By Kiley Sotomayor, Summer Environmental Art Intern

Now that we are in the final month of summer vacation, it is the perfect time to fit in something you’ve been unable to do all summer in between graduation parties, sports games, and weddings. For me, that means doing new things and spending as much time as possible outside. The Schuylkill Center is a great place to do both! I’d like to recommend three things to check off your list before August flies by:

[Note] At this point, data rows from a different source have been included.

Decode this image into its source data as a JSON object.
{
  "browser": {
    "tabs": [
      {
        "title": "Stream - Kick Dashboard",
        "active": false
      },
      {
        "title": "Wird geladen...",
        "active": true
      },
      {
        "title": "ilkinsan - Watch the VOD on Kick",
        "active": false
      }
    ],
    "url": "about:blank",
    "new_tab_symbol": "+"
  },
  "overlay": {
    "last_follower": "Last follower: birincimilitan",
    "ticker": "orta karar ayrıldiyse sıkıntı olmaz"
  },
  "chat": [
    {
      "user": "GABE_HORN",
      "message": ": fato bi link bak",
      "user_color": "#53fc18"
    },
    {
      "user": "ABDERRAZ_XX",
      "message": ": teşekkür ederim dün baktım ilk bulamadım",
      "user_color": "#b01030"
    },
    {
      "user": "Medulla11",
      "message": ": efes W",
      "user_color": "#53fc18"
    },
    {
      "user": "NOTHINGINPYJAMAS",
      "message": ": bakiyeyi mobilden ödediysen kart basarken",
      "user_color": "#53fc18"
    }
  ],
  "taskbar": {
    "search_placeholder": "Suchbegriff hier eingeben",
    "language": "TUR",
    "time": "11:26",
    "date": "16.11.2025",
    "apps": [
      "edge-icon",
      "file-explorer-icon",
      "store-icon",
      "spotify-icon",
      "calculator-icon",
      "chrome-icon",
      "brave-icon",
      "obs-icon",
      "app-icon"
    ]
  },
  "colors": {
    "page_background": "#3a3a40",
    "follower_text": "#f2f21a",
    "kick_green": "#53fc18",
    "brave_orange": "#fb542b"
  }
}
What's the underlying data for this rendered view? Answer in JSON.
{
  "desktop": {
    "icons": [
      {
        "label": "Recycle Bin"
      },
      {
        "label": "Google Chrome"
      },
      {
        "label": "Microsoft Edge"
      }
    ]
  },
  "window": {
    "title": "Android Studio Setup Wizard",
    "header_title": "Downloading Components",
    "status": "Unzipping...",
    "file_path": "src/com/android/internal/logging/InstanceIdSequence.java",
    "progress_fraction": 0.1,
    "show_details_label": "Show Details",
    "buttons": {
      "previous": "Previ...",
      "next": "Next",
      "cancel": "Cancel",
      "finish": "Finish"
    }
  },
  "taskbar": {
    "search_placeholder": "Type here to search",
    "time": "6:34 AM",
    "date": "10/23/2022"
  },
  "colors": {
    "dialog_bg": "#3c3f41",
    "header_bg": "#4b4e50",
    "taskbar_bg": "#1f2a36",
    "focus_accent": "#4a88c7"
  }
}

  1. Hit the trails. We as a country spend about 8.5 hours a day in front of the screens, usually sitting. To get out of a screen rut, take a healthy break by going for a hike, bonus points if you go with friends. It will give your eyes a rest while waking up your body and may even increase your social savvy more than social media.  Even though August signals the end of wineberry picking, there is still a lot to check out on the trails. Whether you spot a lone deer making its way across a path or catch sight of a #Stormsnake, hiking along a shaded trail is a nice change of pace from the bright city sidewalk.

Continue reading